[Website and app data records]
******************************
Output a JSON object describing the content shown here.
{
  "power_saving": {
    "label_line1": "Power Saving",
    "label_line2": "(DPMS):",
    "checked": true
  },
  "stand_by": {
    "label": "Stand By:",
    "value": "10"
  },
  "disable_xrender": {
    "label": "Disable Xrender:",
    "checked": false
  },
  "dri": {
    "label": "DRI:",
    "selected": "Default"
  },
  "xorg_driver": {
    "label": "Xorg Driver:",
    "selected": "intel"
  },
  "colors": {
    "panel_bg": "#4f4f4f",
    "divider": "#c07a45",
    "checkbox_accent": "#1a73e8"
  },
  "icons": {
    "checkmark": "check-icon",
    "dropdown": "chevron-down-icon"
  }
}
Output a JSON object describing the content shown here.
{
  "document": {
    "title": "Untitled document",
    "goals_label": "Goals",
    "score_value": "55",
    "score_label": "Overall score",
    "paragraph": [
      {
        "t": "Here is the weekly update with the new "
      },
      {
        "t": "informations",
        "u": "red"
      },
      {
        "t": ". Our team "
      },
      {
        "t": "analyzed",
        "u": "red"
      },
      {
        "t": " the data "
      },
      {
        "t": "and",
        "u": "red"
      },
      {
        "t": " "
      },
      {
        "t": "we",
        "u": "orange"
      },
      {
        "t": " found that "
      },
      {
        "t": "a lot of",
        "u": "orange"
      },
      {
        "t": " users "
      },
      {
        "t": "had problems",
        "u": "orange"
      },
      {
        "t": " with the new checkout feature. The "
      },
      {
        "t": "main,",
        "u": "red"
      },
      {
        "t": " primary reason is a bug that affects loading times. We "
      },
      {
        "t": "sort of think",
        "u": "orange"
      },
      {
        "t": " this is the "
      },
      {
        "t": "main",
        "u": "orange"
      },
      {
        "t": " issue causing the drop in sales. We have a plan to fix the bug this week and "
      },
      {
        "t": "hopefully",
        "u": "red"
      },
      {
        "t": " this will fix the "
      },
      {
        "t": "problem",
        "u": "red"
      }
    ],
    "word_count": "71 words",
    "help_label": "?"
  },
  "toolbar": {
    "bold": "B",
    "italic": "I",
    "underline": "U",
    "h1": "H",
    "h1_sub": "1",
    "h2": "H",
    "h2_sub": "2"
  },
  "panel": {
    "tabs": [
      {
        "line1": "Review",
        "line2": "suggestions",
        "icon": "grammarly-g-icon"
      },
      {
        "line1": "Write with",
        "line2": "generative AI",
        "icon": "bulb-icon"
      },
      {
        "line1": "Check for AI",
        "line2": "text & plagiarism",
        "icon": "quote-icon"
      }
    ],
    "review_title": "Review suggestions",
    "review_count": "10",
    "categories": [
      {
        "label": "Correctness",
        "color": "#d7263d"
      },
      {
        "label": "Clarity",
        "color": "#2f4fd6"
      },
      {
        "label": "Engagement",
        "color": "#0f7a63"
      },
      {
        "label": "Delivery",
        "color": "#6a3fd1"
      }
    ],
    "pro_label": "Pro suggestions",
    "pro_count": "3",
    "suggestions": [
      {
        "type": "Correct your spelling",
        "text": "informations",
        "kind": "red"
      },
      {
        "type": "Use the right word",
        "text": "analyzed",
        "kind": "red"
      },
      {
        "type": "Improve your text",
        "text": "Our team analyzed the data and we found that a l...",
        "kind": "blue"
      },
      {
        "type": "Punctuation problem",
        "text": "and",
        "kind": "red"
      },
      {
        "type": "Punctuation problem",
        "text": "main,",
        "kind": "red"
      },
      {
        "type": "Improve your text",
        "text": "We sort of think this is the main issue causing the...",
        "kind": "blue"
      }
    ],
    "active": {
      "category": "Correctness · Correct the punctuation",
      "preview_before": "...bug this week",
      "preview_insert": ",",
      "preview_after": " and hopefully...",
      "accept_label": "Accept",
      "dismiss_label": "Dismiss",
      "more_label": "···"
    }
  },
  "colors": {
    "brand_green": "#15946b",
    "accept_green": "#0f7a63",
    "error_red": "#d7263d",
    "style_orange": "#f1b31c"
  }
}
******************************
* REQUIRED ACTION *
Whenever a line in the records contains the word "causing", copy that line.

* WRITTEN RESPONSE *
        "t": " issue causing the drop in sales. We have a plan to fix the bug this week and "
        "text": "We sort of think this is the main issue causing the...",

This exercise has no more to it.